The presidential guard there detained the president Mohamed Bazoum and subsequently announced that he had been deposed.
The junta’s actions have been widely condemned by the international community although there is significant support from some citizens.
The AU has now asked its members to avoid any action that might legitimise the Niger junta.
The west African regional body, ECOWAS has already suspended Niger and imposed sanctions.
It also threatened military intervention if the junta refused diplomatic resolution to the crisis.
The AU Peace and Security Council said in a communique on Tuesday that it had noted ECOWAS’ decision to activate a standby force and asked the AU Commission to assess the economic, social, and security implications of deploying such a force.
It also asked the AU Commission to compile a list of members of the military junta and their supporters for targeted sanctions.
Both the African Union and ECOWAS have all also asked the military leaders to release president Bazoum and restore constitutional order.
The coup leaders met ECOWAS mediators over the weekend and promised to return to constitutional rule in three years.
ECOWAS has rejected that describing it as unacceptable, but is yet to announced its next line of action.
ECOWAS mediator Abdulsalami Abubakar, who is a former military leader of Nigeria, told journalist on Tuesday that the Niger visit had been ‘very fruitful’.
“Nobody wants to go to war,” he told reporters in Abuja after briefing Nigerian President Bola Tinubu, the chair of ECOWAS.
“We started talking.
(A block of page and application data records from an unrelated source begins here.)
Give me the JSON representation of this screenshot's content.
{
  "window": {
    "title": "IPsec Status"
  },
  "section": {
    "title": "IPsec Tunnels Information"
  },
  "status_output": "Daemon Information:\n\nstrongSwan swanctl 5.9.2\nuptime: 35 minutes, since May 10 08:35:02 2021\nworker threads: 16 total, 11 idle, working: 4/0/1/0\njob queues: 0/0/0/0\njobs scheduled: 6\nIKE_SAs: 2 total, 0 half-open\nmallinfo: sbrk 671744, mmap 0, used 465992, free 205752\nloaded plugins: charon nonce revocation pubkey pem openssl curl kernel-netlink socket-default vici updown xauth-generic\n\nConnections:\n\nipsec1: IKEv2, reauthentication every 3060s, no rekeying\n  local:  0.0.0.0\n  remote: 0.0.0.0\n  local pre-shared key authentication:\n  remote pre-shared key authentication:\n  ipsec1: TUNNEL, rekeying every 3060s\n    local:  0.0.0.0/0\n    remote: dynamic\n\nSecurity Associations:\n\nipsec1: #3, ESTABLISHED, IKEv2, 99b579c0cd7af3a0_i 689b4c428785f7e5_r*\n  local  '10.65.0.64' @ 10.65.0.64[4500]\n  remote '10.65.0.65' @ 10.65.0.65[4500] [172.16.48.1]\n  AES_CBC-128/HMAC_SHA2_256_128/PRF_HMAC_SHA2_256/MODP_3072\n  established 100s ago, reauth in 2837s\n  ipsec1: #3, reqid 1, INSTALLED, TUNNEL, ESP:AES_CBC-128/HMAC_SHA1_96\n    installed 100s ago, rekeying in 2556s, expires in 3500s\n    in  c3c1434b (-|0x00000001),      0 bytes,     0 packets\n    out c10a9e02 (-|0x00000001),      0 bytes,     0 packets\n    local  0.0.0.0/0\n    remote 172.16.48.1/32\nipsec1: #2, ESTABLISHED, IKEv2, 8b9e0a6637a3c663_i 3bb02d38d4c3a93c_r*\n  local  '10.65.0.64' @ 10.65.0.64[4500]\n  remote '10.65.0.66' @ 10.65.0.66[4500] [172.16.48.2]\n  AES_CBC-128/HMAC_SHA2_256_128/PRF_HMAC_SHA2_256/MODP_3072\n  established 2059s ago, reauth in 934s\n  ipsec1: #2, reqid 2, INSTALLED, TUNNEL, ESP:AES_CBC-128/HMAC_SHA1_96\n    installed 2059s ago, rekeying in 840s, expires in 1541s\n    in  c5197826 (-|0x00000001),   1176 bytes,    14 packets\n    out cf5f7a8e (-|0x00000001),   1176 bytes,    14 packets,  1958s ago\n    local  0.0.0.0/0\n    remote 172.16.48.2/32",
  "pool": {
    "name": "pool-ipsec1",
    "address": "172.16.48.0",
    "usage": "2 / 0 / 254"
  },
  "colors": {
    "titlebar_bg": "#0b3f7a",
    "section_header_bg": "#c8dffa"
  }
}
They (the junta) have made their own points. We’ll get somewhere hopefully,” he said, without giving further details.